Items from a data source
══════════════════════════════

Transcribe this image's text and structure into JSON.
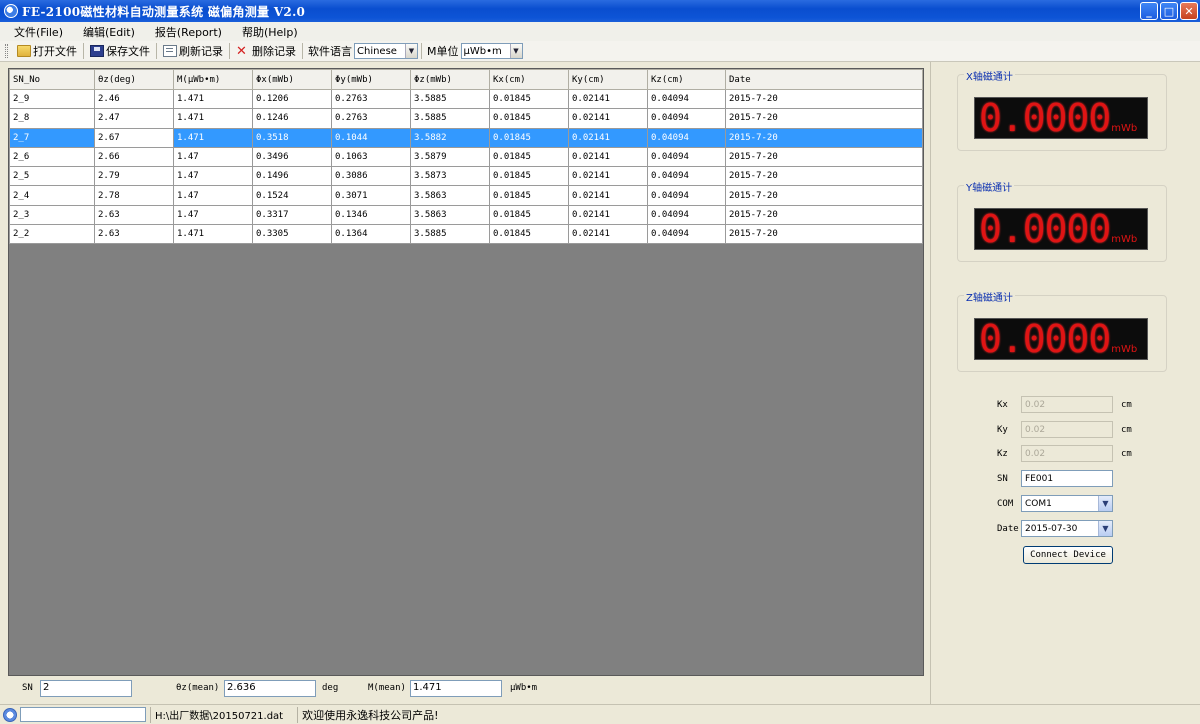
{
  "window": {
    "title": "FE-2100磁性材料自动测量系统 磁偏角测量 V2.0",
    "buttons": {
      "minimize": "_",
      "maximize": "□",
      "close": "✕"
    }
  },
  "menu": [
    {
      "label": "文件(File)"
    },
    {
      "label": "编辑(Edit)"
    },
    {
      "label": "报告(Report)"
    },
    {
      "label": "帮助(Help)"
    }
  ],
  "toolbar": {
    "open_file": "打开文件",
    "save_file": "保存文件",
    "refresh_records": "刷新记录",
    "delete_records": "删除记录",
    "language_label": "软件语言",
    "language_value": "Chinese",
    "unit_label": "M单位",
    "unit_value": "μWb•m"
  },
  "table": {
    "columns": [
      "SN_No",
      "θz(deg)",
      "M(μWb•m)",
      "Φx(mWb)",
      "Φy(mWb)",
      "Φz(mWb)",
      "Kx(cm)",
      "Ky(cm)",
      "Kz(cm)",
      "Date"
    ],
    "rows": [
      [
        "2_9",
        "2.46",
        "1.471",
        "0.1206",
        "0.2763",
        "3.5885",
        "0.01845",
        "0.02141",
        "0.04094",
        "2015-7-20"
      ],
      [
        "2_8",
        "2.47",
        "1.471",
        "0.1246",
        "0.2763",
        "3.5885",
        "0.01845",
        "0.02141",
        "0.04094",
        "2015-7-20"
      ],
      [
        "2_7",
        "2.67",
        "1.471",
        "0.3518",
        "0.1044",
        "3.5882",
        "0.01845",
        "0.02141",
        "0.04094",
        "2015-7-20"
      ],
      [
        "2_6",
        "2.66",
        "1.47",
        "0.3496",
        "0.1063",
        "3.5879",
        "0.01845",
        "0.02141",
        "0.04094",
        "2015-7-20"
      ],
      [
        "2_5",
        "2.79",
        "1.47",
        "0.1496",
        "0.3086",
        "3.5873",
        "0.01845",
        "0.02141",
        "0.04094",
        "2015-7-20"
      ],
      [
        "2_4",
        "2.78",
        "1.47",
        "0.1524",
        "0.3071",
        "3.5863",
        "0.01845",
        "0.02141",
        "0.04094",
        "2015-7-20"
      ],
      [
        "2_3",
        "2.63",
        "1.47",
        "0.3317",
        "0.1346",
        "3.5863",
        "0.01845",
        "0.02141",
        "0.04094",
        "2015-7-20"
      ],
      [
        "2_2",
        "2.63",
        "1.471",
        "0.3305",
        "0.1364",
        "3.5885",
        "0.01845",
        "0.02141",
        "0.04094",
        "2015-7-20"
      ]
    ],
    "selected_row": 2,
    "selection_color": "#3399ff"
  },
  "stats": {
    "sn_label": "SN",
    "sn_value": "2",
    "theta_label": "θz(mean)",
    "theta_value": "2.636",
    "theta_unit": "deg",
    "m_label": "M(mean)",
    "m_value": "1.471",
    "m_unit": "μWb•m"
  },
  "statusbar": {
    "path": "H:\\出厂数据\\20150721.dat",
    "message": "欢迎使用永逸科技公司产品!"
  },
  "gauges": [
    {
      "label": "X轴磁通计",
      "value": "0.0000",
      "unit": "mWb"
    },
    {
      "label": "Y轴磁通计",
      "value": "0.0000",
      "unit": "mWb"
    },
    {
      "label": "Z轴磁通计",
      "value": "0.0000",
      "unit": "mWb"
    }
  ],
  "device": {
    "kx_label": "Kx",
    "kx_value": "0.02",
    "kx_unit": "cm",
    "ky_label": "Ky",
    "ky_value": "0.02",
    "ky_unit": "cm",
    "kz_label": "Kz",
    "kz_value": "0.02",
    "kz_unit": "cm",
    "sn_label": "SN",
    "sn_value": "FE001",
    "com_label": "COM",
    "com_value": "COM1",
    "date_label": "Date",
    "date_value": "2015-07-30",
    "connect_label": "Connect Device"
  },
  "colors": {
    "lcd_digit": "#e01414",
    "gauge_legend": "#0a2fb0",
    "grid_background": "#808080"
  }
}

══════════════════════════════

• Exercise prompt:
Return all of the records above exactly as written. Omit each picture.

• Your solution:
Transcribe this image's text and structure into JSON.
{
  "window": {
    "title": "FE-2100磁性材料自动测量系统 磁偏角测量 V2.0",
    "buttons": {
      "minimize": "_",
      "maximize": "□",
      "close": "✕"
    }
  },
  "menu": [
    {
      "label": "文件(File)"
    },
    {
      "label": "编辑(Edit)"
    },
    {
      "label": "报告(Report)"
    },
    {
      "label": "帮助(Help)"
    }
  ],
  "toolbar": {
    "open_file": "打开文件",
    "save_file": "保存文件",
    "refresh_records": "刷新记录",
    "delete_records": "删除记录",
    "language_label": "软件语言",
    "language_value": "Chinese",
    "unit_label": "M单位",
    "unit_value": "μWb•m"
  },
  "table": {
    "columns": [
      "SN_No",
      "θz(deg)",
      "M(μWb•m)",
      "Φx(mWb)",
      "Φy(mWb)",
      "Φz(mWb)",
      "Kx(cm)",
      "Ky(cm)",
      "Kz(cm)",
      "Date"
    ],
    "rows": [
      [
        "2_9",
        "2.46",
        "1.471",
        "0.1206",
        "0.2763",
        "3.5885",
        "0.01845",
        "0.02141",
        "0.04094",
        "2015-7-20"
      ],
      [
        "2_8",
        "2.47",
        "1.471",
        "0.1246",
        "0.2763",
        "3.5885",
        "0.01845",
        "0.02141",
        "0.04094",
        "2015-7-20"
      ],
      [
        "2_7",
        "2.67",
        "1.471",
        "0.3518",
        "0.1044",
        "3.5882",
        "0.01845",
        "0.02141",
        "0.04094",
        "2015-7-20"
      ],
      [
        "2_6",
        "2.66",
        "1.47",
        "0.3496",
        "0.1063",
        "3.5879",
        "0.01845",
        "0.02141",
        "0.04094",
        "2015-7-20"
      ],
      [
        "2_5",
        "2.79",
        "1.47",
        "0.1496",
        "0.3086",
        "3.5873",
        "0.01845",
        "0.02141",
        "0.04094",
        "2015-7-20"
      ],
      [
        "2_4",
        "2.78",
        "1.47",
        "0.1524",
        "0.3071",
        "3.5863",
        "0.01845",
        "0.02141",
        "0.04094",
        "2015-7-20"
      ],
      [
        "2_3",
        "2.63",
        "1.47",
        "0.3317",
        "0.1346",
        "3.5863",
        "0.01845",
        "0.02141",
        "0.04094",
        "2015-7-20"
      ],
      [
        "2_2",
        "2.63",
        "1.471",
        "0.3305",
        "0.1364",
        "3.5885",
        "0.01845",
        "0.02141",
        "0.04094",
        "2015-7-20"
      ]
    ],
    "selected_row": 2,
    "selection_color": "#3399ff"
  },
  "stats": {
    "sn_label": "SN",
    "sn_value": "2",
    "theta_label": "θz(mean)",
    "theta_value": "2.636",
    "theta_unit": "deg",
    "m_label": "M(mean)",
    "m_value": "1.471",
    "m_unit": "μWb•m"
  },
  "statusbar": {
    "path": "H:\\出厂数据\\20150721.dat",
    "message": "欢迎使用永逸科技公司产品!"
  },
  "gauges": [
    {
      "label": "X轴磁通计",
      "value": "0.0000",
      "unit": "mWb"
    },
    {
      "label": "Y轴磁通计",
      "value": "0.0000",
      "unit": "mWb"
    },
    {
      "label": "Z轴磁通计",
      "value": "0.0000",
      "unit": "mWb"
    }
  ],
  "device": {
    "kx_label": "Kx",
    "kx_value": "0.02",
    "kx_unit": "cm",
    "ky_label": "Ky",
    "ky_value": "0.02",
    "ky_unit": "cm",
    "kz_label": "Kz",
    "kz_value": "0.02",
    "kz_unit": "cm",
    "sn_label": "SN",
    "sn_value": "FE001",
    "com_label": "COM",
    "com_value": "COM1",
    "date_label": "Date",
    "date_value": "2015-07-30",
    "connect_label": "Connect Device"
  },
  "colors": {
    "lcd_digit": "#e01414",
    "gauge_legend": "#0a2fb0",
    "grid_background": "#808080"
  }
}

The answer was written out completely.